Problem statement> Give back every record word for word, but keep the pictures out.

Excerpts from an interface dataset:
•••

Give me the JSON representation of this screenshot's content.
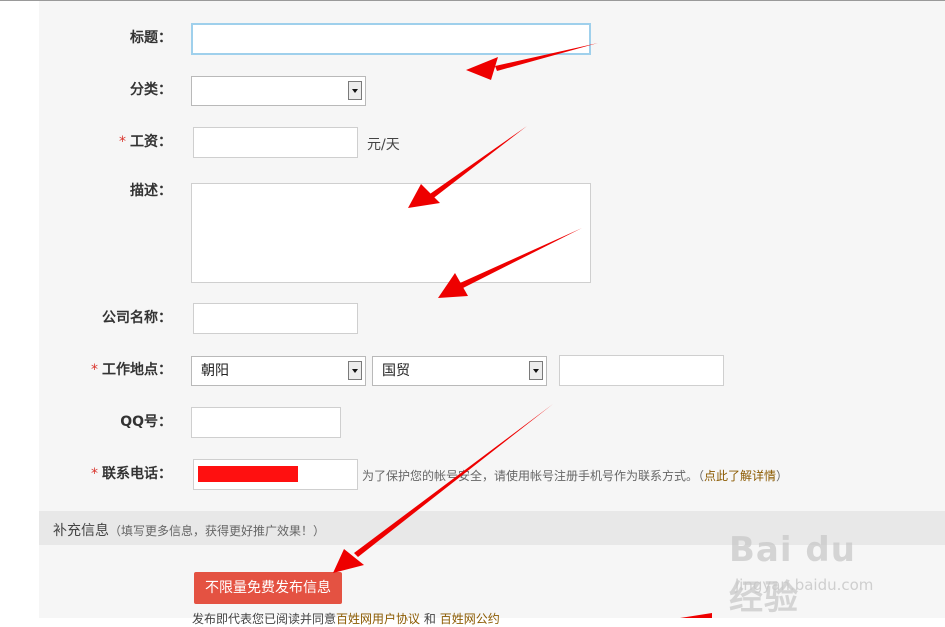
{
  "form": {
    "title_label": "标题：",
    "category_label": "分类：",
    "salary_label": "工资：",
    "salary_unit": "元/天",
    "description_label": "描述：",
    "company_label": "公司名称：",
    "location_label": "工作地点：",
    "location_district": "朝阳",
    "location_area": "国贸",
    "qq_label": "QQ号：",
    "phone_label": "联系电话：",
    "phone_hint": "为了保护您的帐号安全，请使用帐号注册手机号作为联系方式。（",
    "phone_hint_link": "点此了解详情",
    "phone_hint_end": "）",
    "required_mark": "*"
  },
  "section": {
    "title": "补充信息",
    "subtitle": "（填写更多信息，获得更好推广效果！）"
  },
  "actions": {
    "publish_label": "不限量免费发布信息"
  },
  "footer": {
    "agree_prefix": "发布即代表您已阅读并同意",
    "agree_link1": "百姓网用户协议",
    "agree_and": "和",
    "agree_link2": "百姓网公约"
  },
  "watermark": {
    "logo": "Bai du 经验",
    "url": "jingyan.baidu.com"
  },
  "colors": {
    "annotation_arrow": "#ee0000",
    "publish_button": "#e45242",
    "required": "#d9342c"
  }
}
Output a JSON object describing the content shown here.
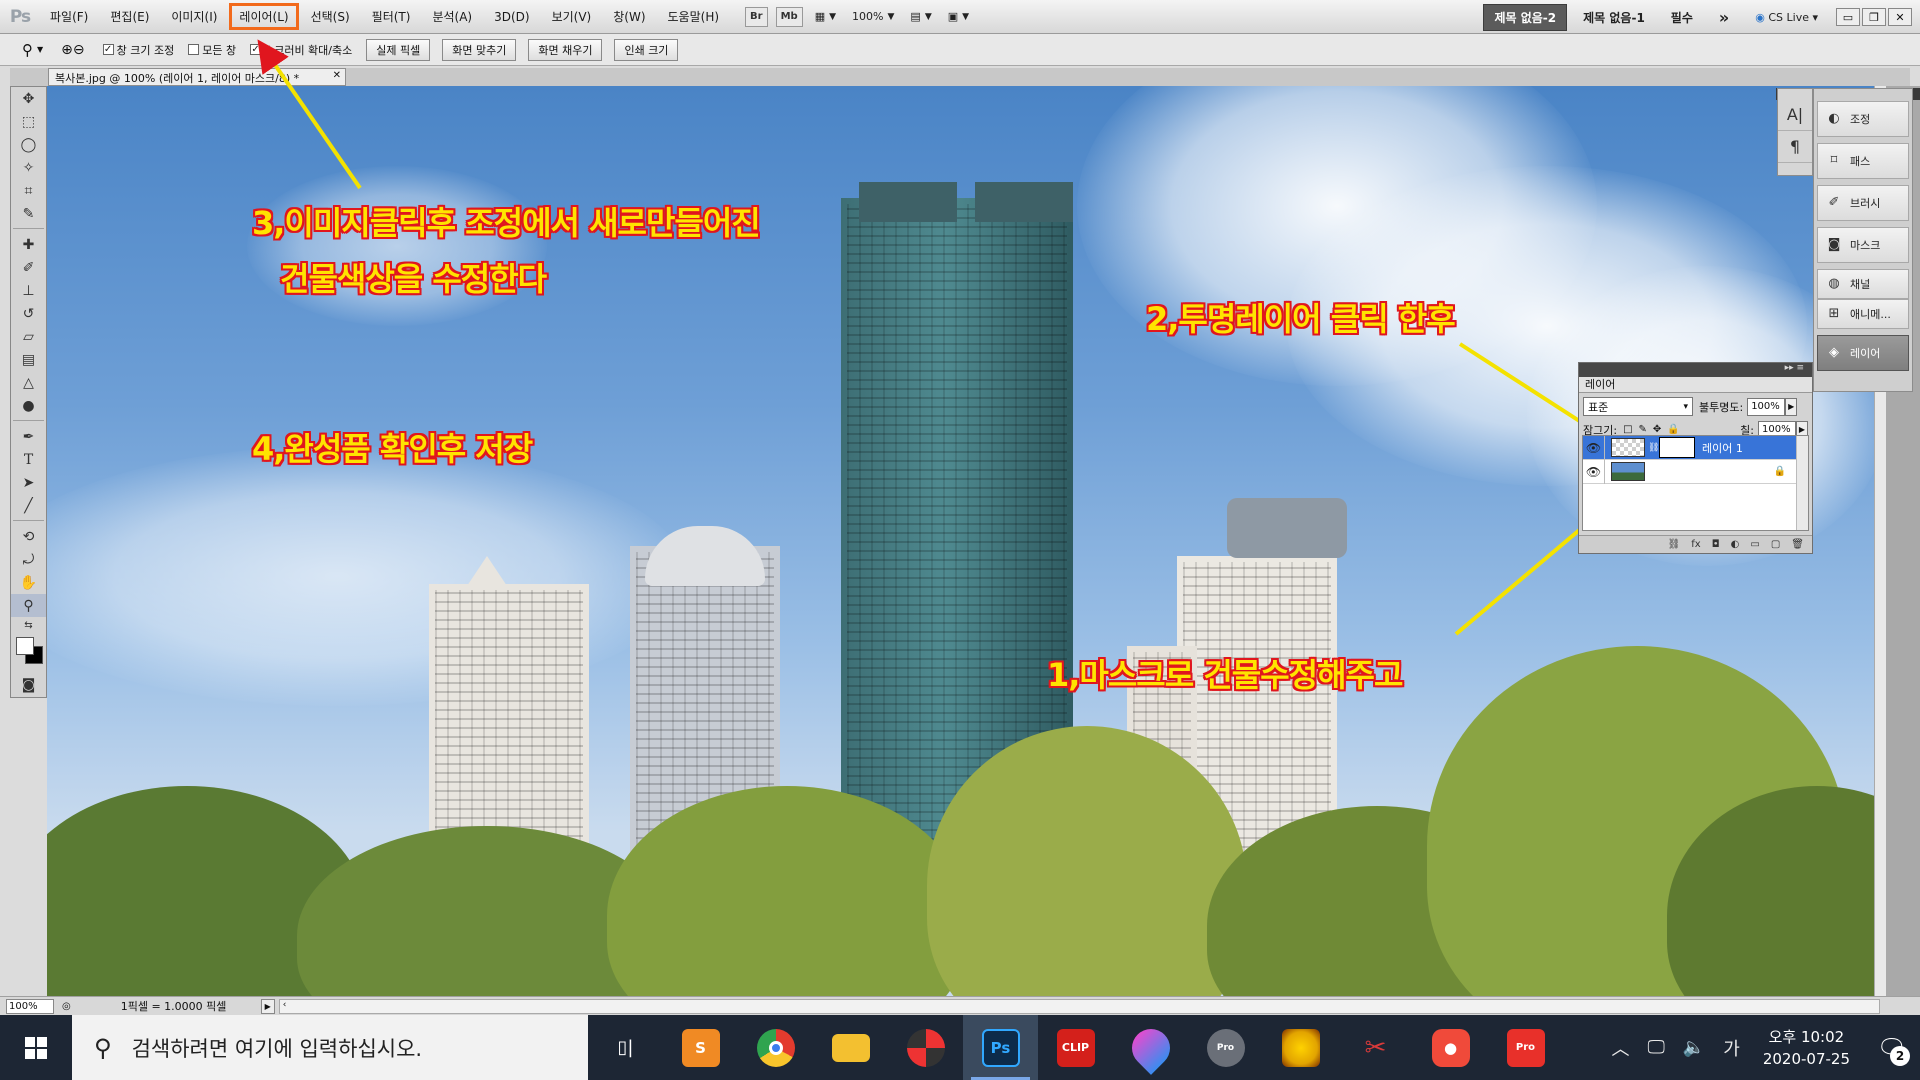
{
  "menubar": {
    "logo": "Ps",
    "items": [
      {
        "label": "파일(F)"
      },
      {
        "label": "편집(E)"
      },
      {
        "label": "이미지(I)"
      },
      {
        "label": "레이어(L)",
        "highlighted": true
      },
      {
        "label": "선택(S)"
      },
      {
        "label": "필터(T)"
      },
      {
        "label": "분석(A)"
      },
      {
        "label": "3D(D)"
      },
      {
        "label": "보기(V)"
      },
      {
        "label": "창(W)"
      },
      {
        "label": "도움말(H)"
      }
    ],
    "bridge_label": "Br",
    "minibridge_label": "Mb",
    "zoom_value": "100%",
    "workspaces": [
      "제목 없음-2",
      "제목 없음-1",
      "필수"
    ],
    "overflow": "»",
    "cslive": "CS Live",
    "window_controls": [
      "minimize",
      "restore",
      "close"
    ]
  },
  "options": {
    "checks": [
      {
        "label": "창 크기 조정",
        "checked": true
      },
      {
        "label": "모든 창",
        "checked": false
      },
      {
        "label": "스크러비 확대/축소",
        "checked": true
      }
    ],
    "buttons": [
      "실제 픽셀",
      "화면 맞추기",
      "화면 채우기",
      "인쇄 크기"
    ]
  },
  "document": {
    "tab_title": "복사본.jpg @ 100% (레이어 1, 레이어 마스크/8) *"
  },
  "annotations": {
    "step3_line1": "3,이미지클릭후 조정에서 새로만들어진",
    "step3_line2": "건물색상을 수정한다",
    "step2": "2,투명레이어 클릭 한후",
    "step4": "4,완성품 확인후 저장",
    "step1": "1,마스크로 건물수정해주고"
  },
  "dock": {
    "narrow": [
      "A|",
      "¶"
    ],
    "items": [
      {
        "label": "조정",
        "icon": "adjustments-icon"
      },
      {
        "label": "패스",
        "icon": "paths-icon"
      },
      {
        "label": "브러시",
        "icon": "brush-icon"
      },
      {
        "label": "마스크",
        "icon": "masks-icon"
      },
      {
        "label": "채널",
        "icon": "channels-icon"
      },
      {
        "label": "애니메...",
        "icon": "animation-icon"
      },
      {
        "label": "레이어",
        "icon": "layers-icon",
        "active": true
      }
    ]
  },
  "layers_panel": {
    "tab": "레이어",
    "blend_mode": "표준",
    "opacity_label": "불투명도:",
    "opacity_value": "100%",
    "lock_label": "잠그기:",
    "fill_label": "칠:",
    "fill_value": "100%",
    "layers": [
      {
        "name": "레이어 1",
        "selected": true,
        "has_mask": true
      },
      {
        "name": "",
        "selected": false,
        "locked": true
      }
    ]
  },
  "status": {
    "zoom": "100%",
    "info": "1픽셀 = 1.0000 픽셀"
  },
  "taskbar": {
    "search_placeholder": "검색하려면 여기에 입력하십시오.",
    "apps": [
      {
        "name": "task-view",
        "label": "▯|"
      },
      {
        "name": "sublime",
        "label": "S",
        "color": "#f08a24"
      },
      {
        "name": "chrome",
        "label": "",
        "color": "#e33b2e"
      },
      {
        "name": "file-explorer",
        "label": "",
        "color": "#f3c030"
      },
      {
        "name": "photoscape",
        "label": "",
        "color": "#2a2a2a"
      },
      {
        "name": "photoshop",
        "label": "Ps",
        "color": "#0d2b4a",
        "active": true
      },
      {
        "name": "clip",
        "label": "CLIP",
        "color": "#d4201b"
      },
      {
        "name": "drop",
        "label": "",
        "color": "#c14bd6"
      },
      {
        "name": "globe-pro",
        "label": "Pro",
        "color": "#6a6f78"
      },
      {
        "name": "burst",
        "label": "",
        "color": "#e2a400"
      },
      {
        "name": "scissors",
        "label": "",
        "color": "#d83a3a"
      },
      {
        "name": "camera-app",
        "label": "",
        "color": "#f04a3a"
      },
      {
        "name": "crop-pro",
        "label": "Pro",
        "color": "#e8302a"
      }
    ],
    "tray_ime": "가",
    "time": "오후 10:02",
    "date": "2020-07-25",
    "notification_count": "2"
  }
}
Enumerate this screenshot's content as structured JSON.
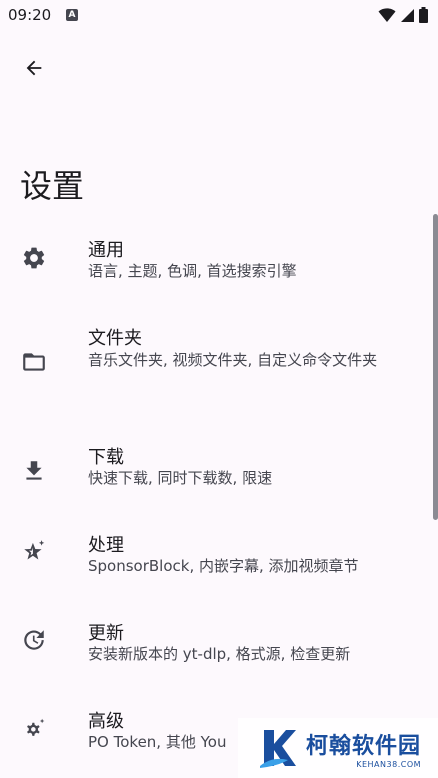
{
  "status_bar": {
    "time": "09:20",
    "badge": "A"
  },
  "header": {
    "title": "设置"
  },
  "settings": [
    {
      "title": "通用",
      "desc": "语言, 主题, 色调, 首选搜索引擎",
      "icon": "gear-icon"
    },
    {
      "title": "文件夹",
      "desc": "音乐文件夹, 视频文件夹, 自定义命令文件夹",
      "icon": "folder-icon"
    },
    {
      "title": "下载",
      "desc": "快速下载, 同时下载数, 限速",
      "icon": "download-icon"
    },
    {
      "title": "处理",
      "desc": "SponsorBlock, 内嵌字幕, 添加视频章节",
      "icon": "star-sparkle-icon"
    },
    {
      "title": "更新",
      "desc": "安装新版本的 yt-dlp, 格式源, 检查更新",
      "icon": "update-icon"
    },
    {
      "title": "高级",
      "desc": "PO Token, 其他 You",
      "icon": "advanced-gear-icon"
    }
  ],
  "watermark": {
    "text": "柯翰软件园",
    "sub": "KEHAN38.COM"
  },
  "colors": {
    "background": "#fdf9fd",
    "text_primary": "#1c1b1f",
    "text_secondary": "#45464f",
    "icon": "#45464f"
  }
}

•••

Reply to the task>
Give me the JSON representation of this screenshot's content.
{
  "form": {
    "title_label": "标题：",
    "category_label": "分类：",
    "salary_label": "工资：",
    "salary_unit": "元/天",
    "description_label": "描述：",
    "company_label": "公司名称：",
    "location_label": "工作地点：",
    "location_district": "朝阳",
    "location_area": "国贸",
    "qq_label": "QQ号：",
    "phone_label": "联系电话：",
    "phone_hint": "为了保护您的帐号安全，请使用帐号注册手机号作为联系方式。（",
    "phone_hint_link": "点此了解详情",
    "phone_hint_end": "）",
    "required_mark": "*"
  },
  "section": {
    "title": "补充信息",
    "subtitle": "（填写更多信息，获得更好推广效果！）"
  },
  "actions": {
    "publish_label": "不限量免费发布信息"
  },
  "footer": {
    "agree_prefix": "发布即代表您已阅读并同意",
    "agree_link1": "百姓网用户协议",
    "agree_and": "和",
    "agree_link2": "百姓网公约"
  },
  "watermark": {
    "logo": "Bai du 经验",
    "url": "jingyan.baidu.com"
  },
  "colors": {
    "annotation_arrow": "#ee0000",
    "publish_button": "#e45242",
    "required": "#d9342c"
  }
}
Output a JSON object describing the content shown here.
{
  "menubar": {
    "logo": "Ps",
    "items": [
      {
        "label": "파일(F)"
      },
      {
        "label": "편집(E)"
      },
      {
        "label": "이미지(I)"
      },
      {
        "label": "레이어(L)",
        "highlighted": true
      },
      {
        "label": "선택(S)"
      },
      {
        "label": "필터(T)"
      },
      {
        "label": "분석(A)"
      },
      {
        "label": "3D(D)"
      },
      {
        "label": "보기(V)"
      },
      {
        "label": "창(W)"
      },
      {
        "label": "도움말(H)"
      }
    ],
    "bridge_label": "Br",
    "minibridge_label": "Mb",
    "zoom_value": "100%",
    "workspaces": [
      "제목 없음-2",
      "제목 없음-1",
      "필수"
    ],
    "overflow": "»",
    "cslive": "CS Live",
    "window_controls": [
      "minimize",
      "restore",
      "close"
    ]
  },
  "options": {
    "checks": [
      {
        "label": "창 크기 조정",
        "checked": true
      },
      {
        "label": "모든 창",
        "checked": false
      },
      {
        "label": "스크러비 확대/축소",
        "checked": true
      }
    ],
    "buttons": [
      "실제 픽셀",
      "화면 맞추기",
      "화면 채우기",
      "인쇄 크기"
    ]
  },
  "document": {
    "tab_title": "복사본.jpg @ 100% (레이어 1, 레이어 마스크/8) *"
  },
  "annotations": {
    "step3_line1": "3,이미지클릭후 조정에서 새로만들어진",
    "step3_line2": "건물색상을 수정한다",
    "step2": "2,투명레이어 클릭 한후",
    "step4": "4,완성품 확인후 저장",
    "step1": "1,마스크로 건물수정해주고"
  },
  "dock": {
    "narrow": [
      "A|",
      "¶"
    ],
    "items": [
      {
        "label": "조정",
        "icon": "adjustments-icon"
      },
      {
        "label": "패스",
        "icon": "paths-icon"
      },
      {
        "label": "브러시",
        "icon": "brush-icon"
      },
      {
        "label": "마스크",
        "icon": "masks-icon"
      },
      {
        "label": "채널",
        "icon": "channels-icon"
      },
      {
        "label": "애니메...",
        "icon": "animation-icon"
      },
      {
        "label": "레이어",
        "icon": "layers-icon",
        "active": true
      }
    ]
  },
  "layers_panel": {
    "tab": "레이어",
    "blend_mode": "표준",
    "opacity_label": "불투명도:",
    "opacity_value": "100%",
    "lock_label": "잠그기:",
    "fill_label": "칠:",
    "fill_value": "100%",
    "layers": [
      {
        "name": "레이어 1",
        "selected": true,
        "has_mask": true
      },
      {
        "name": "",
        "selected": false,
        "locked": true
      }
    ]
  },
  "status": {
    "zoom": "100%",
    "info": "1픽셀 = 1.0000 픽셀"
  },
  "taskbar": {
    "search_placeholder": "검색하려면 여기에 입력하십시오.",
    "apps": [
      {
        "name": "task-view",
        "label": "▯|"
      },
      {
        "name": "sublime",
        "label": "S",
        "color": "#f08a24"
      },
      {
        "name": "chrome",
        "label": "",
        "color": "#e33b2e"
      },
      {
        "name": "file-explorer",
        "label": "",
        "color": "#f3c030"
      },
      {
        "name": "photoscape",
        "label": "",
        "color": "#2a2a2a"
      },
      {
        "name": "photoshop",
        "label": "Ps",
        "color": "#0d2b4a",
        "active": true
      },
      {
        "name": "clip",
        "label": "CLIP",
        "color": "#d4201b"
      },
      {
        "name": "drop",
        "label": "",
        "color": "#c14bd6"
      },
      {
        "name": "globe-pro",
        "label": "Pro",
        "color": "#6a6f78"
      },
      {
        "name": "burst",
        "label": "",
        "color": "#e2a400"
      },
      {
        "name": "scissors",
        "label": "",
        "color": "#d83a3a"
      },
      {
        "name": "camera-app",
        "label": "",
        "color": "#f04a3a"
      },
      {
        "name": "crop-pro",
        "label": "Pro",
        "color": "#e8302a"
      }
    ],
    "tray_ime": "가",
    "time": "오후 10:02",
    "date": "2020-07-25",
    "notification_count": "2"
  }
}
Enumerate this screenshot's content as structured JSON.
{
  "status_bar": {
    "time": "09:20",
    "badge": "A"
  },
  "header": {
    "title": "设置"
  },
  "settings": [
    {
      "title": "通用",
      "desc": "语言, 主题, 色调, 首选搜索引擎",
      "icon": "gear-icon"
    },
    {
      "title": "文件夹",
      "desc": "音乐文件夹, 视频文件夹, 自定义命令文件夹",
      "icon": "folder-icon"
    },
    {
      "title": "下载",
      "desc": "快速下载, 同时下载数, 限速",
      "icon": "download-icon"
    },
    {
      "title": "处理",
      "desc": "SponsorBlock, 内嵌字幕, 添加视频章节",
      "icon": "star-sparkle-icon"
    },
    {
      "title": "更新",
      "desc": "安装新版本的 yt-dlp, 格式源, 检查更新",
      "icon": "update-icon"
    },
    {
      "title": "高级",
      "desc": "PO Token, 其他 You",
      "icon": "advanced-gear-icon"
    }
  ],
  "watermark": {
    "text": "柯翰软件园",
    "sub": "KEHAN38.COM"
  },
  "colors": {
    "background": "#fdf9fd",
    "text_primary": "#1c1b1f",
    "text_secondary": "#45464f",
    "icon": "#45464f"
  }
}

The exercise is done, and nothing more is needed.